- Education and Training: general education and training
- Farm Business Management: marketing management
Land grant universities have focused most efforts on instruction for diversification using production as the method rather than marketing. While many growers recognize that added marketing training is needed, there exists a large gap between theory and practice. Yet, the lack in “how-to” direct marketing instruction opens possibilities and opportunities for training and income enhancement. County agents need to acquire practical direct marketing skills, beyond production expertise, with which to instruct farmers that are attempting to successfully adopt new enterprise developments and changes.

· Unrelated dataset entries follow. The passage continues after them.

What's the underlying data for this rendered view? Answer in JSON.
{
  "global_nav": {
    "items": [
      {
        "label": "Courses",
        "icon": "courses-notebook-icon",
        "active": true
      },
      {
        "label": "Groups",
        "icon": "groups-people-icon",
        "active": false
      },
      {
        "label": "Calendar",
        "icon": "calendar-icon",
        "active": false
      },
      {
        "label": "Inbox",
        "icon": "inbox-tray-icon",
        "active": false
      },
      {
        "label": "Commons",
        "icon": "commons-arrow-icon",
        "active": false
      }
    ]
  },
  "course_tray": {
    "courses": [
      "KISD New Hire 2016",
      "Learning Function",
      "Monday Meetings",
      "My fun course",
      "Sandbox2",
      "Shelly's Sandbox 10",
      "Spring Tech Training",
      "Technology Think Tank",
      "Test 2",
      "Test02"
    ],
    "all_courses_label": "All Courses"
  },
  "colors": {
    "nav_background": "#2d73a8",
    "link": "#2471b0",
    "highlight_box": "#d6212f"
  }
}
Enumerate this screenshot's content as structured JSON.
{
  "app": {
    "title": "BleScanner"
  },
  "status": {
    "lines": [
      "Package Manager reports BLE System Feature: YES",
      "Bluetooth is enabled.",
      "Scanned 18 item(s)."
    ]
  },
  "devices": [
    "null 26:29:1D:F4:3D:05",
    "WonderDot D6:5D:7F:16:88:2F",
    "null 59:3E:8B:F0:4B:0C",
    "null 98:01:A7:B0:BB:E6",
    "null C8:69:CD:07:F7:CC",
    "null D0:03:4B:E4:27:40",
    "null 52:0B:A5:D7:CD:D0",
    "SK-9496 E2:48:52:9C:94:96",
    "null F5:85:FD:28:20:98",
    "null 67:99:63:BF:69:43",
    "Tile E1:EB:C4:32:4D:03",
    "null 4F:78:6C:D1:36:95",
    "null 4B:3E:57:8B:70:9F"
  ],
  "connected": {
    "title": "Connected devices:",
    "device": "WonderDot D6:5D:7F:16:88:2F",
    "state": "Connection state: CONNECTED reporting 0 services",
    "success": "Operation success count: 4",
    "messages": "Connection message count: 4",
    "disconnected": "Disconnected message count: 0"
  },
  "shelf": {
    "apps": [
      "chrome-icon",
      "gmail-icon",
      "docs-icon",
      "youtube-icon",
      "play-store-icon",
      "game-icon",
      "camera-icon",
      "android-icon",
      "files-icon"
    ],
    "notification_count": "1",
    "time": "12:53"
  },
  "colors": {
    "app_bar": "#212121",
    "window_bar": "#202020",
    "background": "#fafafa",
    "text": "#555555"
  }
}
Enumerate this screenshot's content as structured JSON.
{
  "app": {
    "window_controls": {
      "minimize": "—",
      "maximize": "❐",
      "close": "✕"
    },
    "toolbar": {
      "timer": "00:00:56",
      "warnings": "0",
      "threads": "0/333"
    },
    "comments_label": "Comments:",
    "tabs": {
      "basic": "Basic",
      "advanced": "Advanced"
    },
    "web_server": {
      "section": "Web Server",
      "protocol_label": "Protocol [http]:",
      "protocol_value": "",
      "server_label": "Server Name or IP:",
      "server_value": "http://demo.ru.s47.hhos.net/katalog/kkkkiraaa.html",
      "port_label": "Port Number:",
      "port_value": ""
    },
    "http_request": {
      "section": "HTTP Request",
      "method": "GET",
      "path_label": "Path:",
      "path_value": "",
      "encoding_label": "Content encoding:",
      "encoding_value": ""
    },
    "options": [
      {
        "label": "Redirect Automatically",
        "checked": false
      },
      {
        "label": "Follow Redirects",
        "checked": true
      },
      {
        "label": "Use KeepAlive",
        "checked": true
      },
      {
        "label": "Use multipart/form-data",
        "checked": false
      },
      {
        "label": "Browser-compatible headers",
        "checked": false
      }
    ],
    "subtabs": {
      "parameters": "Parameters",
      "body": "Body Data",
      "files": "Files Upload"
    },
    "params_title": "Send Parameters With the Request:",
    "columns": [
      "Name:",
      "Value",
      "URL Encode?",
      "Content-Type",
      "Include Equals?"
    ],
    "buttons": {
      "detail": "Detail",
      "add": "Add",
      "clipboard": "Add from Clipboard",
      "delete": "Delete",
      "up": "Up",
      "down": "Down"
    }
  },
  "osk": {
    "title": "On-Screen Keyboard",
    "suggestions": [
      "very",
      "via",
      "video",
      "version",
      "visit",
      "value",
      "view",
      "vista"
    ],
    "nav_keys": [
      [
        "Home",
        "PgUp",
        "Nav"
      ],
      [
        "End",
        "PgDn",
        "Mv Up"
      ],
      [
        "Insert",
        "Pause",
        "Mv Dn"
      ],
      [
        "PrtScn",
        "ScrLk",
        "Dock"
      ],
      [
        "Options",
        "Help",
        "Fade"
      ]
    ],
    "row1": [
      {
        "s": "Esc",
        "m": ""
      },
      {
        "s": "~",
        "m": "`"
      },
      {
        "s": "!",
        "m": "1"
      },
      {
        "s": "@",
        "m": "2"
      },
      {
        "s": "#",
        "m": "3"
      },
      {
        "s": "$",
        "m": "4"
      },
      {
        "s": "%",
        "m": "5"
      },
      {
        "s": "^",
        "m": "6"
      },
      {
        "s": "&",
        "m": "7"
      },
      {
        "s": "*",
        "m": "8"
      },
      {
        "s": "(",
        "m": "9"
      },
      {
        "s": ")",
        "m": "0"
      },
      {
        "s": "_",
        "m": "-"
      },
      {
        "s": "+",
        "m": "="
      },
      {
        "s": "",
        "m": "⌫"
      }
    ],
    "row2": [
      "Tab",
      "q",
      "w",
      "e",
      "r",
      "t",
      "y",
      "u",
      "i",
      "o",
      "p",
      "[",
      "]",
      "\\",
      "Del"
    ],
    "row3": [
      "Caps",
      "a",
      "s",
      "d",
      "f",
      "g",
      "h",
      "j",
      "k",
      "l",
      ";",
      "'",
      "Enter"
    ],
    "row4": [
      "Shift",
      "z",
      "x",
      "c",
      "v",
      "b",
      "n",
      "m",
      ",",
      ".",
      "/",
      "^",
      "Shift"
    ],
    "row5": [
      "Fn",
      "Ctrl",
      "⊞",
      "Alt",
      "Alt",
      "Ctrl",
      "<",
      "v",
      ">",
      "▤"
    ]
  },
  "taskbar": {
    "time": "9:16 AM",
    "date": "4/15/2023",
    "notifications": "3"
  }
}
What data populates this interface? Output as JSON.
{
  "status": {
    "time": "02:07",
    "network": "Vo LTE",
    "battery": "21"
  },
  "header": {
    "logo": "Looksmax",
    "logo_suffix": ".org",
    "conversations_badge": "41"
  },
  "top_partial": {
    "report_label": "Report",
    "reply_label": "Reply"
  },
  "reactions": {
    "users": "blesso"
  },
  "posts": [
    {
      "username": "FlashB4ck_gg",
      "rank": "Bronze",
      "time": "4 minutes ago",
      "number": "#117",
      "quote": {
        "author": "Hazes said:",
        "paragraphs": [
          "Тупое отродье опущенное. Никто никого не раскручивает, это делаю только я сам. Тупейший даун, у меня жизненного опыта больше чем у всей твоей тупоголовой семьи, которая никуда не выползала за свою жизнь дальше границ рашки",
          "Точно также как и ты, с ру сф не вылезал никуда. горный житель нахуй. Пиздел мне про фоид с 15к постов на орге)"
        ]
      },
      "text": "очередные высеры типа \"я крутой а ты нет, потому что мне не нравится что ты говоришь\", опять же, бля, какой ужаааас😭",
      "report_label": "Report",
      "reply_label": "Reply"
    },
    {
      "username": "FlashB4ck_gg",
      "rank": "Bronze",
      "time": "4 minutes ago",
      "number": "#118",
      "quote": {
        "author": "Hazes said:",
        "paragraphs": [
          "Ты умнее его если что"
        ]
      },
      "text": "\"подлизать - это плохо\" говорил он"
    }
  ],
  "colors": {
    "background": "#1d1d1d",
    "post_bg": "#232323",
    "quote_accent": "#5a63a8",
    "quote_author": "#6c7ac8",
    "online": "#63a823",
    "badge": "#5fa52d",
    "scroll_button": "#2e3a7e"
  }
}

A direct market project teams made up of NC State and NC A&T, Clemson, South Carolina State, and Virginia Tech and Extension specialists and field faculty, NCDA personnel, farmers and ASAP personnel organized and conducted a two day direct marketing workshop. A direct marketing manual was developed to supplement to the workshop. Eighty-six extension agents and farmers from North Carolina, Virginia and South Carolina attended the two day workshop. The workshop’s evaluations were very positive. A local food dinner was planned the first night of the workshop. The local food dinner featured an area chief and producers discussing their experience with working together to incorporating local produce into restaurants. Follow up marketing workshops have been conducted as a result of training.
Project objectives:div style="margin-left:1em;">
1. Seventy-five extension agents and other agricultural professionals will complete a two day direct marketing training. The marketing training will equip the participants to identify potential market feasibility, show how to conduct useful market research, and identify viable marketing channel for growers, identify cost effective methods of promoting and advertising, and know how to develop different pricing strategies for growers.
2. Seventy-five direct marketing training cooperative extension agents will incorporate the direct marketing training in their county extension program. Thirty-five cooperative extension agents will conduct direct marketing education programs in their county as a result of receiving the training. The direct marketing participant will dissimilate the marketing materials and resources to farmers exploring new crops and opportunities.
3. Seventy-five direct marketing training participants will access and use new resources, learn how to use new resources via the web and at land grant institutions and agencies, and will have greater skills in assisting direct marketers in their county.
4. Thirty-five farmers will increase their knowledge and incomes by using the direct marketing tool